What to work on
What is needed is an exact copy of the data below, pictures excluded.
***** Data section
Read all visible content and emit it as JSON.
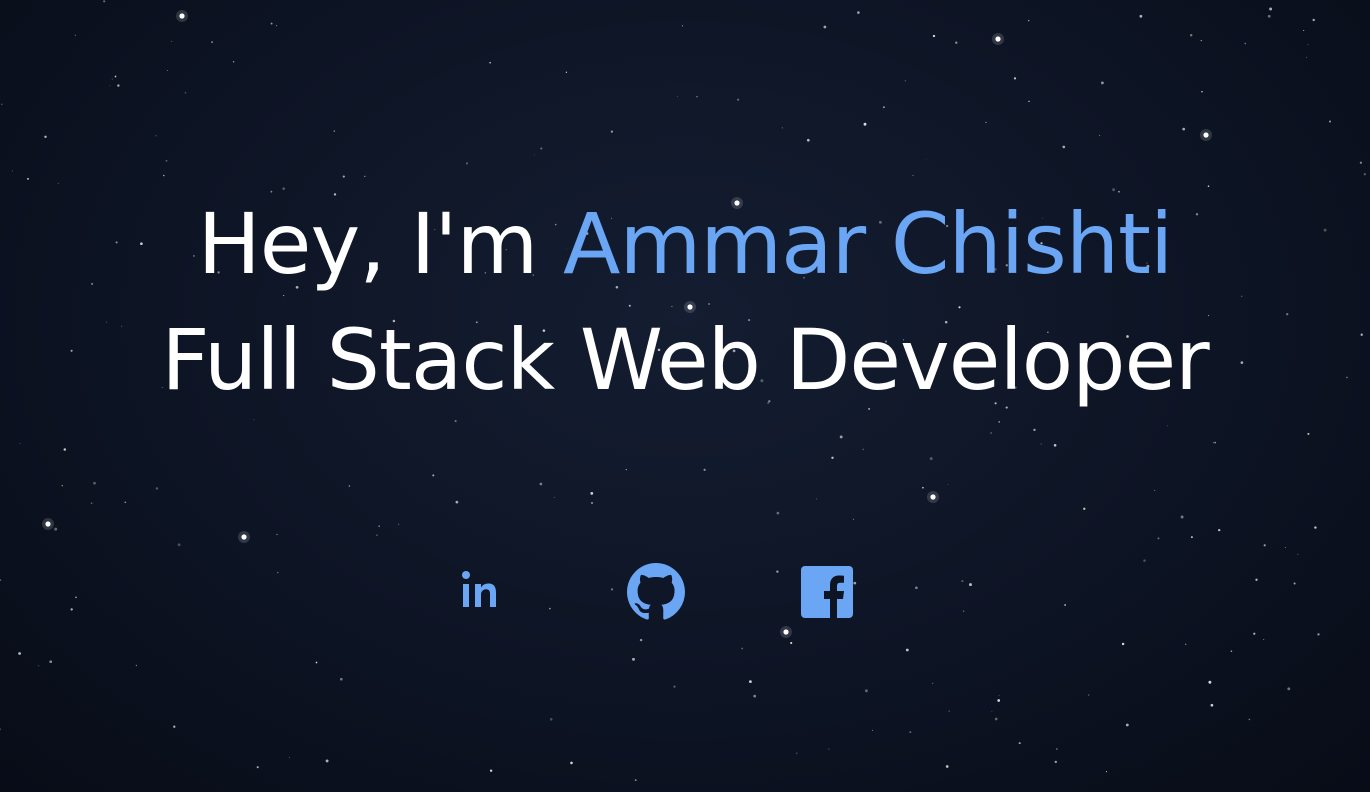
{
  "hero": {
    "greeting": "Hey, I'm ",
    "name": "Ammar Chishti",
    "role": "Full Stack Web Developer"
  },
  "socials": [
    {
      "icon": "linkedin-icon"
    },
    {
      "icon": "github-icon"
    },
    {
      "icon": "facebook-icon"
    }
  ],
  "colors": {
    "background": "#0d1424",
    "accent": "#6aa6f4",
    "text": "#ffffff"
  }
}
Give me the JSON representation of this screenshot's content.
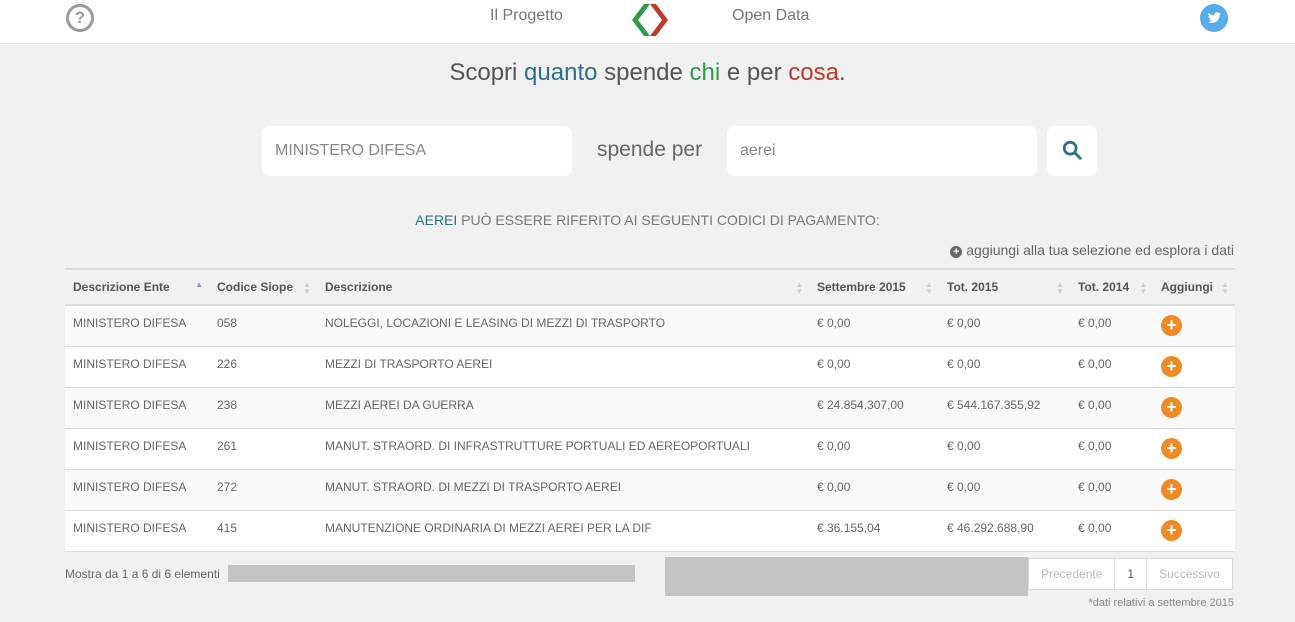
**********
Reply to the exercise
Read all visible content and emit it as JSON.
{
  "hero": {
    "greeting": "Hey, I'm ",
    "name": "Ammar Chishti",
    "role": "Full Stack Web Developer"
  },
  "socials": [
    {
      "icon": "linkedin-icon"
    },
    {
      "icon": "github-icon"
    },
    {
      "icon": "facebook-icon"
    }
  ],
  "colors": {
    "background": "#0d1424",
    "accent": "#6aa6f4",
    "text": "#ffffff"
  }
}
Give me the JSON representation of this screenshot's content.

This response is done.